__Exercise prompt__
Scan the records for the word "JSON". Return each line where it is found.

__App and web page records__
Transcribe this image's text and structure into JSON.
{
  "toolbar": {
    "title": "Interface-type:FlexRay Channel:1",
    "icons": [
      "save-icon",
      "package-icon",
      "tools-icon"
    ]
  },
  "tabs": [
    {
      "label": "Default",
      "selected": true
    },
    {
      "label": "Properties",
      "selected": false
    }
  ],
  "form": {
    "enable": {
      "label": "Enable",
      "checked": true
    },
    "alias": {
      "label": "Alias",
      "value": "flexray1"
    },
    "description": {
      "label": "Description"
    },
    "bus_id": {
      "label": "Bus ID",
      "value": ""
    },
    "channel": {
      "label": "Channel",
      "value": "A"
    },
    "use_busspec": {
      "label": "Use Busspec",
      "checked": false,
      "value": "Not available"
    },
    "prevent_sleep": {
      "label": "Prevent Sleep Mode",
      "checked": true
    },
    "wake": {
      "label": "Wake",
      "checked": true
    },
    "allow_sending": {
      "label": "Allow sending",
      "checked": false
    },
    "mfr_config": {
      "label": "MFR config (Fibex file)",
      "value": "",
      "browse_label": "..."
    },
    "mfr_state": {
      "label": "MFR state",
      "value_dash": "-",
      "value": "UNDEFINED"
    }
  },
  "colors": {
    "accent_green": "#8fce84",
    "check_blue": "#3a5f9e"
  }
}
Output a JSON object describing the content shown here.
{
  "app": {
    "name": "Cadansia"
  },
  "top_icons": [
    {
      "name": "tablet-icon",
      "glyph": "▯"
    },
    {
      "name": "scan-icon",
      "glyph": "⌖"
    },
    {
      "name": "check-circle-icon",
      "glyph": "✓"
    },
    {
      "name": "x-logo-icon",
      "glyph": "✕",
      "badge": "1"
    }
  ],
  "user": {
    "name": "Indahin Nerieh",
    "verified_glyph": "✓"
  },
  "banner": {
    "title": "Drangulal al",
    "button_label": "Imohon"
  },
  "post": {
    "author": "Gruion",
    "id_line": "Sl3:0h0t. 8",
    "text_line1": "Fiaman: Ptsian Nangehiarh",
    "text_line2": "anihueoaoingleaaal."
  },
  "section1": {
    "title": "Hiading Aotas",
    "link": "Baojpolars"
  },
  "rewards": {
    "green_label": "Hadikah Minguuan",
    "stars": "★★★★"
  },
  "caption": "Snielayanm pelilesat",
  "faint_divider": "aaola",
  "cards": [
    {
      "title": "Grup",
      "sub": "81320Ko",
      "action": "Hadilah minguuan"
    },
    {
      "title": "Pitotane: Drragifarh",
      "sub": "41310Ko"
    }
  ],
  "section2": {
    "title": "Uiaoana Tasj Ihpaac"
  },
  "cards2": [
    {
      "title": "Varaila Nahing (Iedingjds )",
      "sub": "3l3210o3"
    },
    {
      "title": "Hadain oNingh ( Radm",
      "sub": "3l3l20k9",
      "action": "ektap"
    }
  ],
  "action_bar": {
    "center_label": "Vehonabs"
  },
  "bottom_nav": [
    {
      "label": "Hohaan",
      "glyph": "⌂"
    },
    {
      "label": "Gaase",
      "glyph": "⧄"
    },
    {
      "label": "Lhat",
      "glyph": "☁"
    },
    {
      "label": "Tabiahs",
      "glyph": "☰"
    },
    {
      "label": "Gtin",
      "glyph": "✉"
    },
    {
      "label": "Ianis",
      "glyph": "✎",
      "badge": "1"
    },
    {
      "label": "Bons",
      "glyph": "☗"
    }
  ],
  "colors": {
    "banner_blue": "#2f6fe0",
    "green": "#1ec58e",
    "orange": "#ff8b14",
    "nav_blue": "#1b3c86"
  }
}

__Task output__
Transcribe this image's text and structure into JSON.
Output a JSON object describing the content shown here.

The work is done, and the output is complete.